Reproduce this listing in full.

┌──

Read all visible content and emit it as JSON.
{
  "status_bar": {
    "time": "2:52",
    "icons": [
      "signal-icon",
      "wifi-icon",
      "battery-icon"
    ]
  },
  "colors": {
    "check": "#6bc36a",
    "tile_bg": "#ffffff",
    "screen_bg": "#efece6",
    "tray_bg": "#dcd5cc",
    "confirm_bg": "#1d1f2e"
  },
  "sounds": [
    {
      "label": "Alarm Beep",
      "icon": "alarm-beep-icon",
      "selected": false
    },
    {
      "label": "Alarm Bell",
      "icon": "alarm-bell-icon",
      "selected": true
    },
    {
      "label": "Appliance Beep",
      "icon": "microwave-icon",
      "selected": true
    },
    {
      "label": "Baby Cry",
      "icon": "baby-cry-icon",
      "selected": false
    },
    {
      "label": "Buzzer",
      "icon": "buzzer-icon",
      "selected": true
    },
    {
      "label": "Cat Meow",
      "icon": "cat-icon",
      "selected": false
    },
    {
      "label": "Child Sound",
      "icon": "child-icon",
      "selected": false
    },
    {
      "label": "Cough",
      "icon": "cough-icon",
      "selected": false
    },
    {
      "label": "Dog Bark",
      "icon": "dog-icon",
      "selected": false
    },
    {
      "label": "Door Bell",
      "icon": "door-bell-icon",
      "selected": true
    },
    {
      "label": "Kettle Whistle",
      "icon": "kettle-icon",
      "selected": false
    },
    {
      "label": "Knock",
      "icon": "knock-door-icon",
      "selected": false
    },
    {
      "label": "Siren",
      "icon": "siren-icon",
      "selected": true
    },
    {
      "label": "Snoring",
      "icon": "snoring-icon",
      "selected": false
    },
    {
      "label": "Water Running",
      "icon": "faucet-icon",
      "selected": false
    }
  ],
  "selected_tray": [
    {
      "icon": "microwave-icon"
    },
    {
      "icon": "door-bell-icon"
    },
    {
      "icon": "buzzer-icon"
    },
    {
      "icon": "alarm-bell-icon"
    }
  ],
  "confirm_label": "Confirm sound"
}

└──

- [Exercise response]
Read all visible content and emit it as JSON.
{
  "status_bar": {
    "time": "2:52",
    "icons": [
      "signal-icon",
      "wifi-icon",
      "battery-icon"
    ]
  },
  "colors": {
    "check": "#6bc36a",
    "tile_bg": "#ffffff",
    "screen_bg": "#efece6",
    "tray_bg": "#dcd5cc",
    "confirm_bg": "#1d1f2e"
  },
  "sounds": [
    {
      "label": "Alarm Beep",
      "icon": "alarm-beep-icon",
      "selected": false
    },
    {
      "label": "Alarm Bell",
      "icon": "alarm-bell-icon",
      "selected": true
    },
    {
      "label": "Appliance Beep",
      "icon": "microwave-icon",
      "selected": true
    },
    {
      "label": "Baby Cry",
      "icon": "baby-cry-icon",
      "selected": false
    },
    {
      "label": "Buzzer",
      "icon": "buzzer-icon",
      "selected": true
    },
    {
      "label": "Cat Meow",
      "icon": "cat-icon",
      "selected": false
    },
    {
      "label": "Child Sound",
      "icon": "child-icon",
      "selected": false
    },
    {
      "label": "Cough",
      "icon": "cough-icon",
      "selected": false
    },
    {
      "label": "Dog Bark",
      "icon": "dog-icon",
      "selected": false
    },
    {
      "label": "Door Bell",
      "icon": "door-bell-icon",
      "selected": true
    },
    {
      "label": "Kettle Whistle",
      "icon": "kettle-icon",
      "selected": false
    },
    {
      "label": "Knock",
      "icon": "knock-door-icon",
      "selected": false
    },
    {
      "label": "Siren",
      "icon": "siren-icon",
      "selected": true
    },
    {
      "label": "Snoring",
      "icon": "snoring-icon",
      "selected": false
    },
    {
      "label": "Water Running",
      "icon": "faucet-icon",
      "selected": false
    }
  ],
  "selected_tray": [
    {
      "icon": "microwave-icon"
    },
    {
      "icon": "door-bell-icon"
    },
    {
      "icon": "buzzer-icon"
    },
    {
      "icon": "alarm-bell-icon"
    }
  ],
  "confirm_label": "Confirm sound"
}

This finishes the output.